Work instruction >> Copy the data below exactly, but not the pictures it contains.

::: Provided data

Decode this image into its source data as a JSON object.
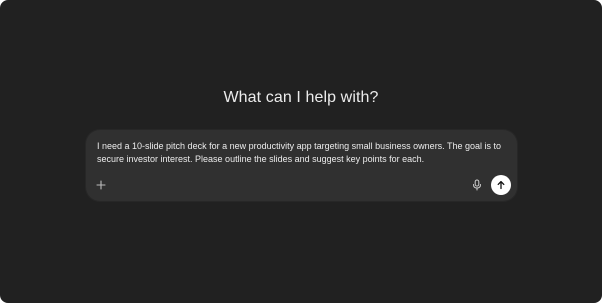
{
  "main": {
    "heading": "What can I help with?"
  },
  "composer": {
    "prompt_text": "I need a 10-slide pitch deck for a new productivity app targeting small business owners. The goal is to secure investor interest. Please outline the slides and suggest key points for each.",
    "buttons": {
      "add": "plus-icon",
      "voice": "microphone-icon",
      "send": "arrow-up-icon"
    }
  },
  "colors": {
    "background": "#212121",
    "composer": "#303030",
    "text": "#ececec",
    "send_button": "#ffffff"
  }
}
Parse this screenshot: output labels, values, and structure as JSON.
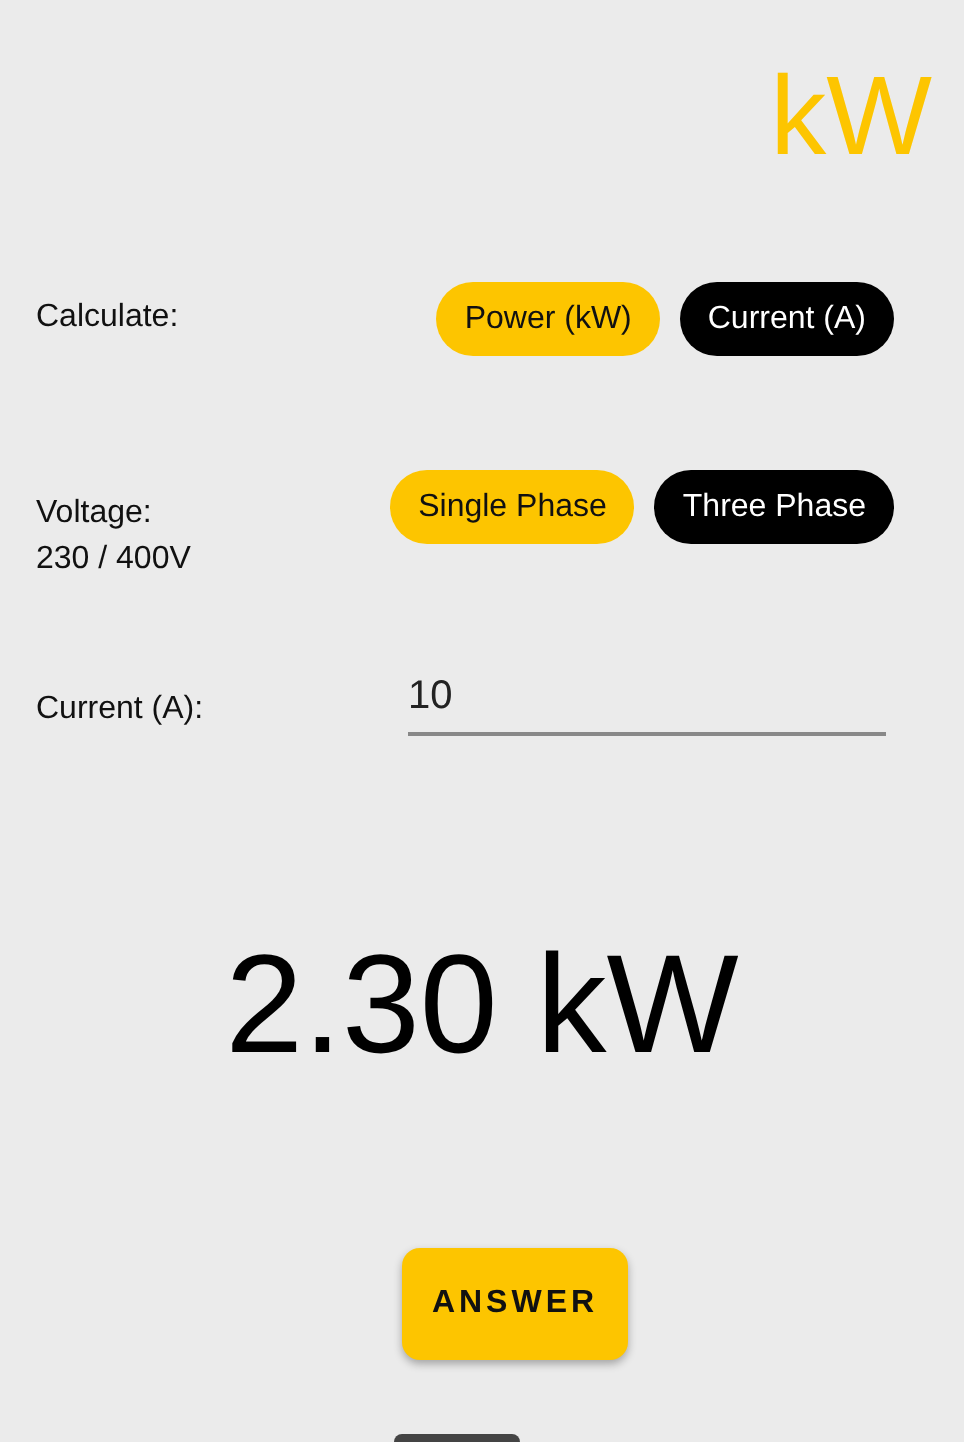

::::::

Solution to this problem >>
Decode this image into its source data as a JSON object.
{
  "main": {
    "heading": "What can I help with?"
  },
  "composer": {
    "prompt_text": "I need a 10-slide pitch deck for a new productivity app targeting small business owners. The goal is to secure investor interest. Please outline the slides and suggest key points for each.",
    "buttons": {
      "add": "plus-icon",
      "voice": "microphone-icon",
      "send": "arrow-up-icon"
    }
  },
  "colors": {
    "background": "#212121",
    "composer": "#303030",
    "text": "#ececec",
    "send_button": "#ffffff"
  }
}
Parse this screenshot: output labels, values, and structure as JSON.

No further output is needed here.